I was looking at options for where I can put my emergency fund. I came across these questions during my search - #1 and #2 - which are specifically for U.S. and Canada.

I want to know what options I have for my emergency fund specific to India.

1

The answers are pretty much the same;

  • Savings Account with any leading bank. One can access cash via ATM or Debit Cards immediately.
  • Fixed Deposits. It would take some time to liquidate them. Typically a visit to Bank is required. Some Banks allow them to be liquidate via Online. There is also Over draft against FD's that can be set-up
  • Debt Mutual Funds
  • What is the time period banks use in India for calculating interest? Monthly, quarterly or yearly? – SahuKahn Aug 21 '14 at 4:36
  • @SahuKahn: The rates are defined Yearly. Most Banks credit interest half yearly. For premium customer the interest is credited quarterly. – Dheer Aug 21 '14 at 16:24
2

I believe that @Dheer has the right answer. I think that with a savings bank account, you ought to start a flexi-deposit/sweep account. If you for example have more than x currency in your account, that money would be treated as a fixed deposit and earn you a slightly higher rate of interest. Typically interest is calculated on a daily basis on sweep accounts.

0

The idea of a rainy day fund is like that of an insurance, you should never require it.

With observations from above, bank account is fine is you need to 'access' the money is very very short notice, like tomorrow morning, which is rarely the case and if you have credit card and it is usable in the situation, then, immediacy need of physical money decreases further. You also get lower interest rates while the money is waiting in the account and you pay tax at the end of the year.

As for fixed deposits, it is less liquid as observed and again, the tax become payable on maturity.

Best bet are not debt funds in general but very short term debt funds or liquid funds. They usually give few basic points higher interest than bank fixed deposits and best of all they do not have any maturity and are open ended.
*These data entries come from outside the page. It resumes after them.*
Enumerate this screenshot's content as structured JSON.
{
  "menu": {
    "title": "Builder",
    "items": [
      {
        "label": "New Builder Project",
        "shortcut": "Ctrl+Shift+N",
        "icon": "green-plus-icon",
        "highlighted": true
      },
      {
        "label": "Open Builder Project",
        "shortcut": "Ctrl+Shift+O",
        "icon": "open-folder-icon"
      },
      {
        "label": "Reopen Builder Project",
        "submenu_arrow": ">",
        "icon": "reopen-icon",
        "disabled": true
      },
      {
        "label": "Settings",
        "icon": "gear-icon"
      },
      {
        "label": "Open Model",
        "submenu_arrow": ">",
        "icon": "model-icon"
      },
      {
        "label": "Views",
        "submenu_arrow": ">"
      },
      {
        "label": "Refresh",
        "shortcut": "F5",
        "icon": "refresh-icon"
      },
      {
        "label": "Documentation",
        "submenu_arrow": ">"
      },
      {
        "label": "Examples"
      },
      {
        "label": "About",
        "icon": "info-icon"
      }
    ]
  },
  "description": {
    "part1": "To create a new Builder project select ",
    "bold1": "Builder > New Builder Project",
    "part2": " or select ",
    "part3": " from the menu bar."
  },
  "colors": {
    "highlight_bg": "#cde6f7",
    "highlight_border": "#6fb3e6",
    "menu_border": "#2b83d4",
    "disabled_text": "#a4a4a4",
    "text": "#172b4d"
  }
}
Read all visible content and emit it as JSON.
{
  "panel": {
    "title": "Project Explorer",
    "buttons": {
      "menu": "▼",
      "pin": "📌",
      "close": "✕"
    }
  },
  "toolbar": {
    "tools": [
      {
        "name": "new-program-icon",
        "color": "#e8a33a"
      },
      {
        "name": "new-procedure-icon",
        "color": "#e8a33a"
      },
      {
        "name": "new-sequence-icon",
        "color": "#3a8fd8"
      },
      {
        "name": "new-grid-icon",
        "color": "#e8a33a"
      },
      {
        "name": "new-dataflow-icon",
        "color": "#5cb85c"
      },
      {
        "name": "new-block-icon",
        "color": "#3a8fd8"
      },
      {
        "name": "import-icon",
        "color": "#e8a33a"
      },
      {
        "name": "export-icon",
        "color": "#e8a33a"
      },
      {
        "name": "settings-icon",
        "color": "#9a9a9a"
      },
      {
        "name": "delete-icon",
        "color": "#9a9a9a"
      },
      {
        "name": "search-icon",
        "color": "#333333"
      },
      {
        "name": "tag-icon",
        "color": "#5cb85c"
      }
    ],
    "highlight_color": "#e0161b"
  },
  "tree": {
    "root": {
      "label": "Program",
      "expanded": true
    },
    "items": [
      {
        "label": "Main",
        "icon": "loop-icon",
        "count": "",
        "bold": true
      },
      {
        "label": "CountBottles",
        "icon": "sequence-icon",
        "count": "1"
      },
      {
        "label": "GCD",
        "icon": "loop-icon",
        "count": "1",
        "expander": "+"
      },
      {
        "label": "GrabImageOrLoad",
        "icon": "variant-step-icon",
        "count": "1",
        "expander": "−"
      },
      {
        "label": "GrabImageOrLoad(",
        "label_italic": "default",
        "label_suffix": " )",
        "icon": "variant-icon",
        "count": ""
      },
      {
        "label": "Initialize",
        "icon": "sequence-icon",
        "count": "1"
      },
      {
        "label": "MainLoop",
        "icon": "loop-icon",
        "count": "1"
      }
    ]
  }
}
You usually get the money within 4 days and if you do not take the money out, no tax is payable, the money can compound at the interest rate for as long as you do not require it and you can withdraw the amount you require in case of need (unlike FDs, the entire FD usually needs to be broken). In addition, if you have online DMAT account, you can liquidate the same yourself

Your Answer

By clicking “Post Your Answer”, you agree to our terms of service, privacy policy and cookie policy

Not the answer you're looking for? Browse other questions tagged or ask your own question.